My all time favourite TV series is M*A*S*H, a comedy/drama centred around the doctors and nurses of the 4077th M*A*S*H unit during the Korean War. The series was so poplular that it outlasted the duration of the 3 year war, spanning 11 seasons and 251 episodes.

The strong characterisation and story lines presented thought provoking themes that provide the ideal platform for lessons on life and leadership. Whether you are a fan of the show or not, I'm sure you will connect with my leadership insights from M*A*S*H.

LEADING FROM THE TRENCHES features bite-sized, candid insights that speak into the gritty space of leadership through the eyes of a fellow leader seeking to "lead with all diligence" (Romans 12:8).

Wednesday, September 25, 2013

Second In Charge



Episode 51:  Officer Of The Day

Radar:      Company…order arms!  Company’s arms are ordered, sir.
Frank:    Now then, during Colonel Blake’s absence, I will act in his capacity.  So, if there are any problems, you may bring them to me or to our fine adjutant here, Major Houlihan.  Talking to the major is the same as talking to me since we are intimate with each other at all times.

In Henry Blake’s absence, Frank is acting Commanding Officer and Hawkeye is rostered as Officer of the Day.  During their temporary command, Colonel Flagg from Army Intelligence brings in a prisoner for treatment and Klinger is caught several times trying a number of unsuccessful attempts at desertion.

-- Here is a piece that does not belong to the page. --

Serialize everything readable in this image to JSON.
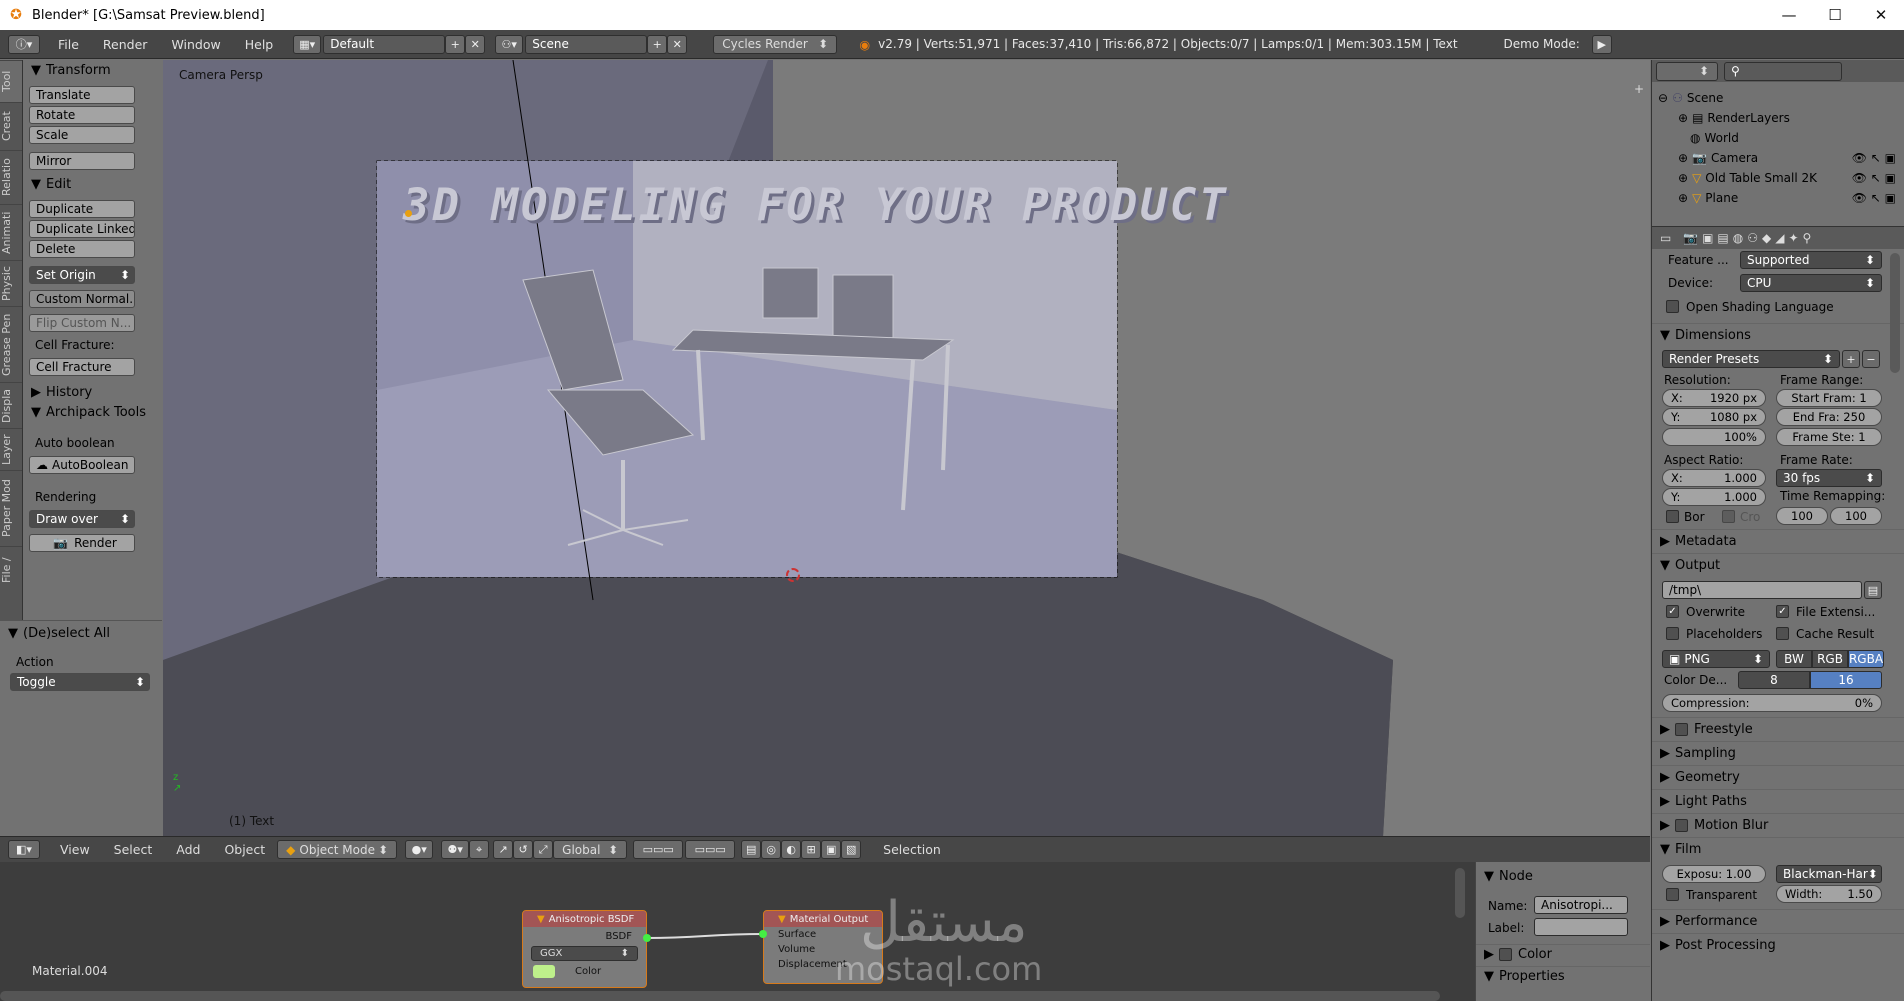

I learned a valuable lesson a number of years ago while catching up with our leadership team upon my return from holidays.   A significant issue arose in my absence that required immediate attention and a decision was made that caused unintended consequences.  It would have been easy to criticize the decision, but I realized in the moment that it was more important for me and the team to affirm the process leading to the decision and their willingness to lead in my absence.  When authority is delegated it needs to be backed if we are serious about empowering leaders, because “Leadership is not just what happens when you’re there; it’s what happens when you’re not there” (Ken Blanchard).  Affirming leaders when you are present and empowering leaders when you are absent expands your leadership influence, whether you are there or not.

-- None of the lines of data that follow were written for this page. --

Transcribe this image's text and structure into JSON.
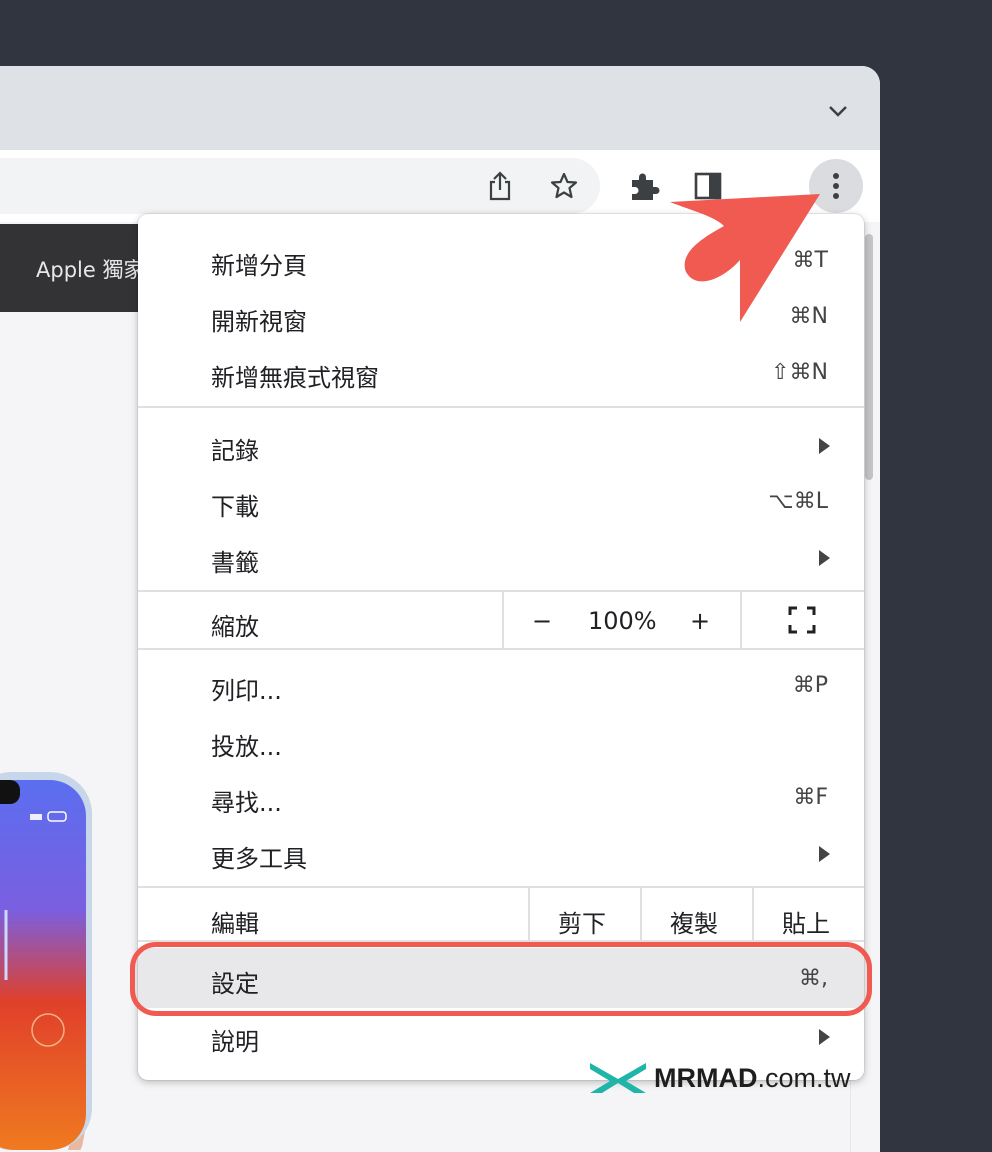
{
  "site": {
    "nav_text": "Apple 獨家"
  },
  "menu": {
    "items": [
      {
        "label": "新增分頁",
        "shortcut": "⌘T"
      },
      {
        "label": "開新視窗",
        "shortcut": "⌘N"
      },
      {
        "label": "新增無痕式視窗",
        "shortcut": "⇧⌘N"
      },
      {
        "label": "記錄",
        "shortcut": ""
      },
      {
        "label": "下載",
        "shortcut": "⌥⌘L"
      },
      {
        "label": "書籤",
        "shortcut": ""
      },
      {
        "label": "列印...",
        "shortcut": "⌘P"
      },
      {
        "label": "投放...",
        "shortcut": ""
      },
      {
        "label": "尋找...",
        "shortcut": "⌘F"
      },
      {
        "label": "更多工具",
        "shortcut": ""
      },
      {
        "label": "設定",
        "shortcut": "⌘,"
      },
      {
        "label": "說明",
        "shortcut": ""
      }
    ],
    "zoom": {
      "label": "縮放",
      "minus": "−",
      "value": "100%",
      "plus": "+"
    },
    "edit": {
      "label": "編輯",
      "cut": "剪下",
      "copy": "複製",
      "paste": "貼上"
    }
  },
  "watermark": {
    "brand": "MRMAD",
    "domain": ".com.tw"
  },
  "colors": {
    "highlight": "#f05a50",
    "menu_bg": "#ffffff",
    "titlebar": "#dee1e6",
    "hover": "#e8e8ea"
  }
}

Tuesday, September 24, 2013

Command Decisions



Episode 50:  Rainbow Bridge

Colonel Blake:   Well, I’m afraid this is what you call your 
                 command decision.  It’s “lonely at the top” time.  
                 Strictly something for your leader. 
Hawkeye:         Well, Henry?
Colonel Blake:   Oh Golly.  Whatever you people decide is fine with 
                 me.

The Chinese send the 4077 a message to offer a prisoner exchange as they are unable to adequately treat the captured US casualties.  Colonel Blake calls together the officers to discuss the risks involved in the exchange and calls on volunteers to meet the enemy in their territory.

Leading an organisation into unknown territory always involves an element of risk and demands courageous leadership to make the call to lead where others fear to go.  These sorts of tough decisions cannot be avoided, rarely should be delegated and ought never to be abdicated.  While there are tough decisions that require the collective wisdom of other leaders or a committee to determine the correct course of action, more often than not, what makes decisions tough is not determining what needs to be done but having the courage to do it!  Leadership expert Peter Drucker writes, “Just because something is difficult, disagreeable, or frightening there is no reason for not doing it if it is right.”  From that crucial conversation to a corporate contract, the knowledge of what is the right thing to do can’t be compromised by the degree of risk or reservation by those we lead.  Command decisions require uncompromising character and courage from those entrusted with the responsibility to lead.

Monday, September 23, 2013

Keeping Mobile



Episode 49:  The General Flipped At Dawn

General:       We’re gonna have to move your unit closer to the 
               front Colonel
Colonel Blake: You mean where the guys are fighting Sir?
General:       “You do your best business on Main Street.” -   
               General Cornwallis
Trapper:       It’s not all that pleasant being on the 50-yard 
               line, General.
Colonel Blake: It’s very dangerous.
General:       Danger is our business.  Get your second in command 
               and we’ll find a new location.  MASH means Mobile 
               Army Surgical Hospital, and mobile you shall be.

The camp is tuned into chaos when General Steele arrives to inspect the 4077 and demonstrates some bizarre behaviour that makes him appear to be insane.  His order to relocate the 4077 closer to the front line convinces the officers that he is crazy.

In a constantly changing world the ability for organisations to remain mobile is critical to keep up with their particular market and client needs.  Organisations and leaders who refuse to adjust their position in response to their environment will not only miss opportunities for growth, but risk declining and slipping into irrelevance.  As a church leader, I am all too aware of the importance of keeping the church mobile to be a dynamic movement in the present instead of a static monument to the past.  In his book Where the Rivers Flow, Peter Kaldor identifies the challenge for the church to reach the moving masses:  “Traditional models of ministry tend to be based on a local area.  Greater mobility therefore presents considerable challenges to church ministries.”  Every context of leadership faces the same challenges in keeping their core business mobile to effectively reach beyond their local context.